Cover image for 🤝 Promise.allSettled() VS Promise.all() in JavaScript 🍭

🤝 Promise.allSettled() VS Promise.all() in JavaScript 🍭

viclafouch profile image Victor de la Fouchardière ・2 min read

Hello ! 🧑‍🌾

Promises are available since ES2015 to simplify the handling of asynchronous operations.

Let's discover 2 Promises and their differences:

Both of them take an iterable and return an array containing the fulfilled Promises.

❓ So, what is the difference between them?

Promise.all() 🧠

The Promise.all() method takes an iterable of promises as an input, and returns a single Promise that resolves to an array of the results of the input promises.

Promise all

All resolved
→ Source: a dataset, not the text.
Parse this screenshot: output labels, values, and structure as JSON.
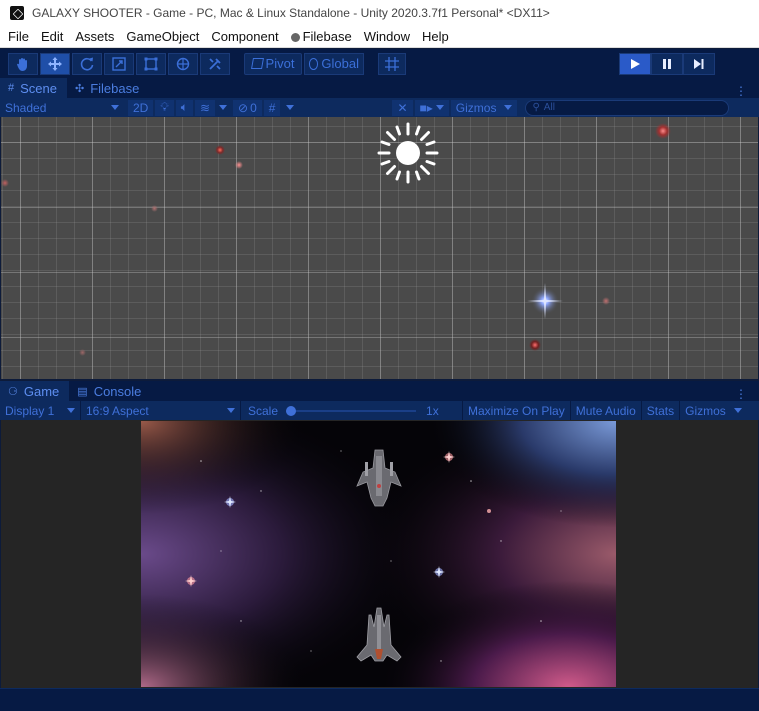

As you can see, we are passing an array to Promise.all. And when all three promises get resolved, Promise.all resolves and the output is consoled.

Now, let's see if one promise is not resolved, and so, if this one is reject. What was the output ? 🛑

Promise all failed

1 failed

Promise.all is rejected if at least one of the elements are rejected. For example, we pass 2 promises that resolve and one promise that rejects immediately, then Promise.all will reject immediately.

Promise.allSettled() 🦷

Since ES2020 you can use Promise.allSettled. It returns a promise that always resolves after all of the given promises have either fulfilled or rejected, with an array of objects that each describes the outcome of each promise.

For each outcome object, a status string is present :

  • fulfilled
  • rejected

The value (or reason) reflects what value each promise was fulfilled (or rejected) with.

Have a close look at following properties (status, value, reason) of resulting array.

allSettled

Differences 👬

  • Promise.all will reject as soon as one of the Promises in the array rejects.
  • Promise.allSettled will never reject, it will resolve once all Promises in the array have either rejected or resolved.

Supported Browsers 🚸

The browsers supported by JavaScript Promise.allSettled() and Promise.all() methods are listed below:

  • Google Chrome
  • Microsoft Edge
  • Mozilla Firefox
  • Apple Safari
  • Opera

Cheers 🍻 🍻 🍻

If you enjoyed this article you can follow me on Twitter or here on dev.to where I regularly post bite size tips relating to HTML, CSS and JavaScript.

Posted on by:

viclafouch profile

Victor de la Fouchardière

@viclafouch

🐦 Frontend developer and technical writer based in France. I love teaching web development and all kinds of other things online 🤖

Discussion

markdown guide